→ Assignment:
From the records below, copy the lines that include "icon".

Dataset items:

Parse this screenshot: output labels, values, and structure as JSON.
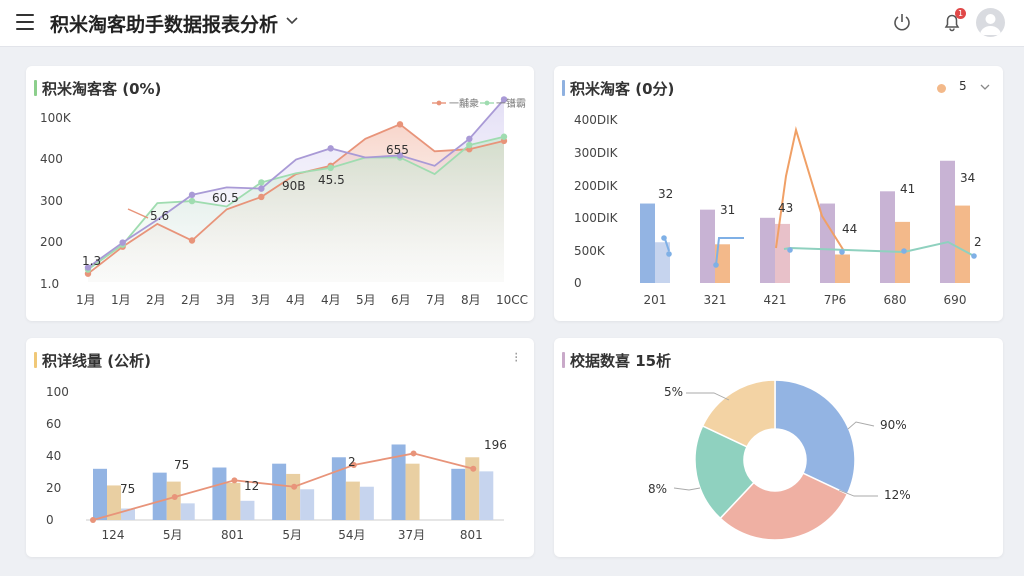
{
  "header": {
    "title": "积米淘客助手数据报表分析",
    "menu_icon": "menu-icon",
    "power_icon": "power-icon",
    "bell_icon": "bell-icon",
    "notification_count": "1",
    "avatar_icon": "user-avatar-icon"
  },
  "cards": [
    {
      "title": "积米淘客客 (0%)",
      "accent": "#8ccf8c"
    },
    {
      "title": "积米淘客 (0分)",
      "accent": "#8fb1e0",
      "legend_value": "5"
    },
    {
      "title": "积详线量 (公析)",
      "accent": "#f0c878",
      "menu": "⁝"
    },
    {
      "title": "校据数喜 15析",
      "accent": "#c9a9c9"
    }
  ],
  "colors": {
    "blue": "#93b4e3",
    "purple": "#a99ad6",
    "orange": "#e8947a",
    "green": "#9fdcb0",
    "beige": "#e9cfa2",
    "mauve": "#c8b3d4",
    "peach": "#f3b98a",
    "teal": "#8fd1bf",
    "light_blue": "#c6d4ee"
  },
  "chart_data": [
    {
      "type": "area",
      "title": "积米淘客客 (0%)",
      "categories": [
        "1月",
        "1月",
        "2月",
        "2月",
        "3月",
        "3月",
        "4月",
        "4月",
        "5月",
        "6月",
        "7月",
        "8月",
        "10CC"
      ],
      "yticks": [
        "100K",
        "400",
        "300",
        "200",
        "1.0"
      ],
      "ylim": [
        0,
        400
      ],
      "legend": [
        "一黼衆",
        "一镨霸"
      ],
      "legend_position": "top-right",
      "series": [
        {
          "name": "一黼衆",
          "values": [
            20,
            85,
            140,
            100,
            175,
            205,
            260,
            280,
            345,
            380,
            315,
            320,
            340
          ]
        },
        {
          "name": "一镨霸",
          "values": [
            30,
            90,
            190,
            195,
            182,
            240,
            262,
            275,
            300,
            300,
            260,
            330,
            350
          ]
        },
        {
          "values": [
            35,
            95,
            150,
            210,
            228,
            225,
            295,
            322,
            300,
            305,
            280,
            345,
            440
          ]
        }
      ],
      "data_labels": [
        "1.3",
        "5.6",
        "60.5",
        "90B",
        "45.5",
        "655"
      ]
    },
    {
      "type": "bar",
      "title": "积米淘客 (0分)",
      "categories": [
        "201",
        "321",
        "421",
        "7P6",
        "680",
        "690"
      ],
      "yticks": [
        "400DIK",
        "300DIK",
        "200DIK",
        "100DIK",
        "500K",
        "0"
      ],
      "ylim": [
        0,
        400
      ],
      "series": [
        {
          "values": [
            195,
            180,
            160,
            195,
            225,
            300
          ]
        },
        {
          "values": [
            100,
            95,
            145,
            70,
            150,
            190
          ]
        }
      ],
      "line_values": [
        140,
        40,
        120,
        390,
        110,
        100,
        130,
        80,
        70,
        100
      ],
      "data_labels": [
        "32",
        "31",
        "43",
        "44",
        "41",
        "34",
        "2"
      ]
    },
    {
      "type": "bar",
      "title": "积详线量 (公析)",
      "categories": [
        "124",
        "5月",
        "801",
        "5月",
        "54月",
        "37月",
        "801"
      ],
      "yticks": [
        "100",
        "60",
        "40",
        "20",
        "0"
      ],
      "ylim": [
        0,
        100
      ],
      "series": [
        {
          "values": [
            40,
            37,
            41,
            44,
            49,
            59,
            40
          ]
        },
        {
          "values": [
            27,
            30,
            29,
            36,
            30,
            44,
            49
          ]
        },
        {
          "values": [
            9,
            13,
            15,
            24,
            26,
            0,
            38
          ]
        }
      ],
      "line_values": [
        0,
        18,
        31,
        26,
        43,
        52,
        40
      ],
      "data_labels": [
        "75",
        "75",
        "12",
        "2",
        "196"
      ]
    },
    {
      "type": "pie",
      "title": "校据数喜 15析",
      "slices": [
        {
          "label": "90%",
          "value": 32
        },
        {
          "label": "12%",
          "value": 30
        },
        {
          "label": "8%",
          "value": 20
        },
        {
          "label": "5%",
          "value": 18
        }
      ]
    }
  ]
}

→ Your response:
    "menu_icon": "menu-icon",
    "power_icon": "power-icon",
    "bell_icon": "bell-icon",
    "avatar_icon": "user-avatar-icon"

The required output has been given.